Comment on Authors’ Conclusion Compared to SGEM Conclusion: We generally agree with the authors conclusions.


SGEM Bottom Line: Three studies have now suggested there may be no significant difference in patients with LVO who are treated with only thrombectomy vs those who are treated with combined thrombectomy and intravenous thrombolytics.


Case Resolution: Per your hospital protocols you call a code stroke. Neurology comes and assesses the patient. They order intravenous alteplase and await their neuro-interventional colleagues to evaluate the patient to see if she may benefit from thrombectomy.  After your shift, you email your facility’s stroke neurologist to open a discussion about your hospital protocols and consider if thrombolytics should be removed from protocols for patients with LVO.

Dr. Garreth Debiegun

Clinical Application: Current data support careful consideration of potential benefits and potential harms of systemic thrombolytics in patients with LVO, consideration must be given to patients who are candidates for interventional procedures.  As more data is available current protocols should be reconsidered. Further studies are pending: MR CLEAN NO IV, SWIFT DIRECT, and DIRECT-SAFE.

What Do I Tell My Patient?  Your symptoms are due to a stroke.  The CT scan shows there is a clot in an artery in your brain. We have a team that may be able to remove this clot like in heart attacks.  There is also a clot busting drug that may help to break up these clots.  Data suggests that adding this clot busting drug to the clot removal procedure may not improve your outcome. However, we do not have definitive evidence and current guidelines still support using this clot busting drug.  Let’s discuss the potential benefits and potential harms of this drug with you and your family to see if it is something you would want to try.

Keener Kontest: Last weeks’ winner was Dr. Kristen Johannessen an ED physician from Williamsburg, Virginia. She knew President Ronald was shot in the left side of his chest.

Listen to the podcast this week to hear the trivia question. Email your answer to TheSGEM@gmail.com with “keener” in the subject line. The first correct answer will receive a cool skeptical prize.

Other FOAMed:

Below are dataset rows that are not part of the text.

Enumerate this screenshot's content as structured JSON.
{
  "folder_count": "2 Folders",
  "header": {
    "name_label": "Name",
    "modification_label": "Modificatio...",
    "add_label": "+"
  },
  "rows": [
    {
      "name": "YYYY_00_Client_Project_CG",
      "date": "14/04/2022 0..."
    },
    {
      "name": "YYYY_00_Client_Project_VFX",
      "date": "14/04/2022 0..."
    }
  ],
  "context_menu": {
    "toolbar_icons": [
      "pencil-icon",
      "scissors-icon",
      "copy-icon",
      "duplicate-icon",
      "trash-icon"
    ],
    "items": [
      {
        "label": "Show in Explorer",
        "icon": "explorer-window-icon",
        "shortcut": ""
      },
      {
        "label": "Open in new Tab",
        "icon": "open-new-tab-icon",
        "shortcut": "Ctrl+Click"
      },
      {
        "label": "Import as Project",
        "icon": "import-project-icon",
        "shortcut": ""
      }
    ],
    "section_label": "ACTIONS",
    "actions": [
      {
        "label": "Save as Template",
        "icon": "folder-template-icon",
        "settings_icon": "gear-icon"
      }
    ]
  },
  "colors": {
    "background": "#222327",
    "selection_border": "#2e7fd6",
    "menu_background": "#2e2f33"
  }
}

  • REBEL EM: The DEVT + SKIP Trials: Does Systemic Thrombolysis Prior to Endovascular Treatment Improve Outcomes in Large Vessel Occlusion Strokes?


Remember to be skeptical of anything you learn, even if you heard it on the Skeptics Guide to Emergency Medicine.